When Netflix released its adaptation of The Haunting of Hill House in 2018, I followed the crowd and got hooked. Who can resist a good horror story? I adored this series and it made me think that I should read the book. A colleague at work told me that the book and the show are in no way similar, but that the book is wonderful and I should read it. I can now confirm that both of those things are true.
The stage for Shirley Jackson’s The Haunting of Hill House is set at the remote mansion of Hill House, where Dr John Montague has invited some people to spend the summer with him. He believes the house to be haunted and plans to investigate this theory during their stay. Eleanor and Theo are the only two guests to accept the invitation and the character of Luke also joins them, as he is in line to inherit Hill House. At the beginning of the book, you think you’re going to get a simple story about ghosts. As the tale progresses, it twists into a much darker and much more intriguing story.
Shirley Jackson has mastered the art of slowly building tension and suspense. I will never forget the slow build-up of horror that I felt whilst reading her short story, The Lottery. In The Haunting of Hill House, you experience that same escalation of tension as Hill House unleashes its horrors upon its guests. The following extract encapsulates how Jackson speeds up her narration and ratchets up the terror, as she approaches the explosive climax:
Now, Eleanor thought, perceiving that she was lying sideways on the bed in the black darkness, holding with both hands to Theodora’s hand, holding so tight she could feel the fine bones of Theodora’s fingers, now, I will not endure this. They think to scare me. Well, they have. I am scared, but more than that, I am a person, I am human, I am a walking reasoning humorous human being and I will take a lot from this lunatic filthy house but I will not go along with hurting a child, no, I will not; I will by God get my mouth to open right now and I will yell I will I will yell ‘STOP IT,’ she shouted, and the lights were on the way they had left them and Theodora was sitting up in bed, startled and dishevelled.
‘What?’ Theodora was saying. ‘What, Nell? What?’
‘God God,’ Eleanor said, flinging herself out of bed and across the room to stand shuddering in a corner, ‘God God—whose hand was I holding?’
That last line is exceptional. Its simplicity enhances the terror of that moment. Whose hand was I holding?
One of the aspects of this book that gripped me the most was the passionate relationships that the characters quickly form with each other. Eleanor and Theo’s friendship is the main one that is explored and it developed in a captivating way. They immediately fit together and become like best friends or lovers. As they spend more time together though, Hill House seems to take hold of their emotions and this relationship becomes fractious and hateful.

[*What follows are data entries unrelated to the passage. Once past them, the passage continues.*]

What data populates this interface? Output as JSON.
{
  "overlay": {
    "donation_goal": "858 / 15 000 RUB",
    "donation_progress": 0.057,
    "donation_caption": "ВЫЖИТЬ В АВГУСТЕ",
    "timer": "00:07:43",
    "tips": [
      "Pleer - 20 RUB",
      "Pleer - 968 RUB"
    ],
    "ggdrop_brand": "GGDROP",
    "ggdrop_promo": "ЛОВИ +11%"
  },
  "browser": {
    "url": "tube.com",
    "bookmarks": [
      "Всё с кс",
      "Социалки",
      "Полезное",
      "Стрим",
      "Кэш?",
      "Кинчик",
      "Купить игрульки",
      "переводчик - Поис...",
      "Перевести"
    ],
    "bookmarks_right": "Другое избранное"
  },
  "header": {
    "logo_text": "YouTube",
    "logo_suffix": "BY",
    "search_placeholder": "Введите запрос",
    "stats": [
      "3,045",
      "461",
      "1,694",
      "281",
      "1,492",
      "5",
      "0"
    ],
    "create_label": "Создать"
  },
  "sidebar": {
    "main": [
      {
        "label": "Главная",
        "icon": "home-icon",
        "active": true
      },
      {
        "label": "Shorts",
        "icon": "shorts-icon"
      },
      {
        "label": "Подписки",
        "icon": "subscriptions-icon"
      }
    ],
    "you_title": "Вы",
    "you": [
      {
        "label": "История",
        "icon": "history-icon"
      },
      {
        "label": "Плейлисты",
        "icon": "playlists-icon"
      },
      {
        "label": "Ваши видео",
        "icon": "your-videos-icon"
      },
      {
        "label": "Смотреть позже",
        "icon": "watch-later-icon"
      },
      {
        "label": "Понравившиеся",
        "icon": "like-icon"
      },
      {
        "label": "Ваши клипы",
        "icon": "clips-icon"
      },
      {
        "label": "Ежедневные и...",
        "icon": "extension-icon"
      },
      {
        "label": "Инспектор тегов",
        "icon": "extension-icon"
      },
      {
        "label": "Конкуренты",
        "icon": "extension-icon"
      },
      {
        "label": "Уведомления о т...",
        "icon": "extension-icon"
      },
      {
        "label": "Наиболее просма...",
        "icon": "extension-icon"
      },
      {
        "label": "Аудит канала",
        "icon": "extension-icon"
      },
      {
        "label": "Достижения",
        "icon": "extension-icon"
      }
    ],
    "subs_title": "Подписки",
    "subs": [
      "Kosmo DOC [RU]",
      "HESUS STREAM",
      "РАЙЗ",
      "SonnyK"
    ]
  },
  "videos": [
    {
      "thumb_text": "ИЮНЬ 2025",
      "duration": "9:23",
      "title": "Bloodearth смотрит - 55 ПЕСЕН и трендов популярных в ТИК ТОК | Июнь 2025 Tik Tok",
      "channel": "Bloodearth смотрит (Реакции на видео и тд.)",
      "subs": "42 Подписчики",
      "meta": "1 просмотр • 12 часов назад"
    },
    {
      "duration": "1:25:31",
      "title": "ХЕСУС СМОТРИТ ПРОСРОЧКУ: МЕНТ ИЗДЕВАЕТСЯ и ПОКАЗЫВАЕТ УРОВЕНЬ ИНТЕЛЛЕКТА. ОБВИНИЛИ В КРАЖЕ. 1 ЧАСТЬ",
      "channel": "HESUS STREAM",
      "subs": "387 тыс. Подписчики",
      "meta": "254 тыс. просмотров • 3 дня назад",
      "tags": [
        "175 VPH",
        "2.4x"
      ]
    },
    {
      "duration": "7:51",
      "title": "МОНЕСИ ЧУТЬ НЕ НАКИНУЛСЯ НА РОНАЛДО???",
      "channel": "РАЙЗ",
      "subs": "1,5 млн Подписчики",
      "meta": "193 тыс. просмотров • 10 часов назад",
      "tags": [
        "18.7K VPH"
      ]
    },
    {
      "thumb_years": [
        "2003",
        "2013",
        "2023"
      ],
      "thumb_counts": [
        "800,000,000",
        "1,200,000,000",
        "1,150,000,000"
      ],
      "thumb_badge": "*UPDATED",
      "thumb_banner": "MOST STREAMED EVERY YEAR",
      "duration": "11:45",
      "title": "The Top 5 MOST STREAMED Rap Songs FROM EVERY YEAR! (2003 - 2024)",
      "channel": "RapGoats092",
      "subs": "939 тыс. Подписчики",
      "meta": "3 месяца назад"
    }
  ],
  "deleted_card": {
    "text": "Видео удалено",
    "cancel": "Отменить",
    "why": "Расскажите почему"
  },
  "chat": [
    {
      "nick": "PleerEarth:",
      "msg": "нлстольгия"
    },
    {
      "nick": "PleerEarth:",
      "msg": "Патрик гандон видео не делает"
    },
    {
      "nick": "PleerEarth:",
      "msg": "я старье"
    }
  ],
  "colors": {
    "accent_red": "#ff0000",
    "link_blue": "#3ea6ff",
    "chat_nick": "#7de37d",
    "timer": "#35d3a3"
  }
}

As Hill House is a first-person narrative by Eleanor, we do not know how much of what we are told is due to her being an unreliable narrator. Does Theo hate her? Are the other characters conspiring against her? Is the house causing these tensions or is it all in her mind? I’m not sure. But it was fascinating to see these relationships grow and gradually become infected.
We are offered no explanation as to why Hill House holds such an evil presence. We do not know its backstory, nor do we know who or what haunts it. We are not even certain that the house is haunted, and I am still intrigued by the possibility of the house itself being a malevolent presence. Perhaps none of these things are true and it is the case that, for reasons unknown, staying at Hill House drives some people to madness. By leaving these elements unexplained, the reader is allowed to theorise and come up with their own chilling speculations. This is my kind of horror. I cannot tell you the number of times a horror film has left me disappointed at the end when it explains the monster to me. Once I understand it, it holds much less power over my imagination. Fear of the unknown is greater than fear of the thing itself.
I really enjoyed reading The Haunting of Hill House and would recommend it to any horror fan. It is a subtle horror, one that holds little melodrama, unlike its Netflix adaptation. If twisted relationships and heightened anxieties that lurk just below the surface are your kind of thing, then this is the book for you. Hill House remains a mystery to me and that is just the way I want it to stay.